TORONTO, Ont. – A 24-hour provincial safety blitz by the Ontario Provincial Police (OPP) and Ministry of Transportation resulted in about 700 charges against commercial drivers, mostly due to driver behavior.
The charges, contends the Ontario Trucking Association (OTA), highlight the fact that most commercial driver violations are related to driver behavior, with mechanical fitness a factor in less than 2% of collisions involving trucks.
“Targeted enforcement on issues such as speeding, distracted driving, hours-of-service and other areas known to cause collisions is a positive use of limited police resources,” said Stephen Laskowski, president and CEO of the OTA. “The majority of truck drivers are professionals who follow the law every day. Initiatives like Operation Corridor help focus attention to the drivers who need it, while leaving law-abiding drivers to conduct their daily business.”
Charges laid during Operation Corridor include:
Equipment issues: 176
Speed limiters: 38
Hours of Service: 31
Distracted driving: 28
Hazardous moving violations: 30
Following too close: 18
Laskowski said speed limiter and hours-of-service enforcement violations uncovered during blitzes such as Operation Corridor should prompt continued focus on certain carriers through facility audits.

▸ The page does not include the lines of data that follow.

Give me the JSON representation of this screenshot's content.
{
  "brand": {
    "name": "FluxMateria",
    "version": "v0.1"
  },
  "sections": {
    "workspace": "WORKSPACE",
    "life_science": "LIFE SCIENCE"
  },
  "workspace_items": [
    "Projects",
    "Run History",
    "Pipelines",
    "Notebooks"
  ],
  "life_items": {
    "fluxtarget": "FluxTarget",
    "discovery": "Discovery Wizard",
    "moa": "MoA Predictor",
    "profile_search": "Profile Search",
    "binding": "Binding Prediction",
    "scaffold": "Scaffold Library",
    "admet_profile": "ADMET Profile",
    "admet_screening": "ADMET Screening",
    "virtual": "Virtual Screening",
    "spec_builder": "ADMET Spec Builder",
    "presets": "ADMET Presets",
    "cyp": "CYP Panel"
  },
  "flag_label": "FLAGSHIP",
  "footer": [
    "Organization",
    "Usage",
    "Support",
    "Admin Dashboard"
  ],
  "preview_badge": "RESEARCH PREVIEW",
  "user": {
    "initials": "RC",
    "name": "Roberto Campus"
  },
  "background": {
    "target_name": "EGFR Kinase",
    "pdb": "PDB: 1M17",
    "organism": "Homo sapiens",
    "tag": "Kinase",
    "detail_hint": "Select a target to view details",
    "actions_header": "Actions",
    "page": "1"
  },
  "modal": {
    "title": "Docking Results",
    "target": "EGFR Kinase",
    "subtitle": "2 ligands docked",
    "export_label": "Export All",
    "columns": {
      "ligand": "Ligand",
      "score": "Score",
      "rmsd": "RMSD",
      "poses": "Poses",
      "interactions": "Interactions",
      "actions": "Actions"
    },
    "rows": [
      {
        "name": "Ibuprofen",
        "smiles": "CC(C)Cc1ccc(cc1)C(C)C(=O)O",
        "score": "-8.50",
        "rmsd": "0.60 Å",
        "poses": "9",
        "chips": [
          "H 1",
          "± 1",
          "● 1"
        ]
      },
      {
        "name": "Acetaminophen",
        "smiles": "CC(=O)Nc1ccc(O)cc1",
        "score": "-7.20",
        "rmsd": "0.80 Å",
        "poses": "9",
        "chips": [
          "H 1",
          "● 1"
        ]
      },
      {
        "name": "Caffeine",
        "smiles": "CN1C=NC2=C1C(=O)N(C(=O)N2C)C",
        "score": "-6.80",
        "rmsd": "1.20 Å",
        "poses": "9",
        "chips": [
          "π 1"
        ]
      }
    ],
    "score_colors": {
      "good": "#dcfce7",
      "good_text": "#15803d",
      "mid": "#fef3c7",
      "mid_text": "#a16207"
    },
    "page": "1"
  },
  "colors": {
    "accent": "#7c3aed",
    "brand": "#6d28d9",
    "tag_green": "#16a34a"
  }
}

MTO transport enforcement officer Chad King walks us through a pre-trip inspection.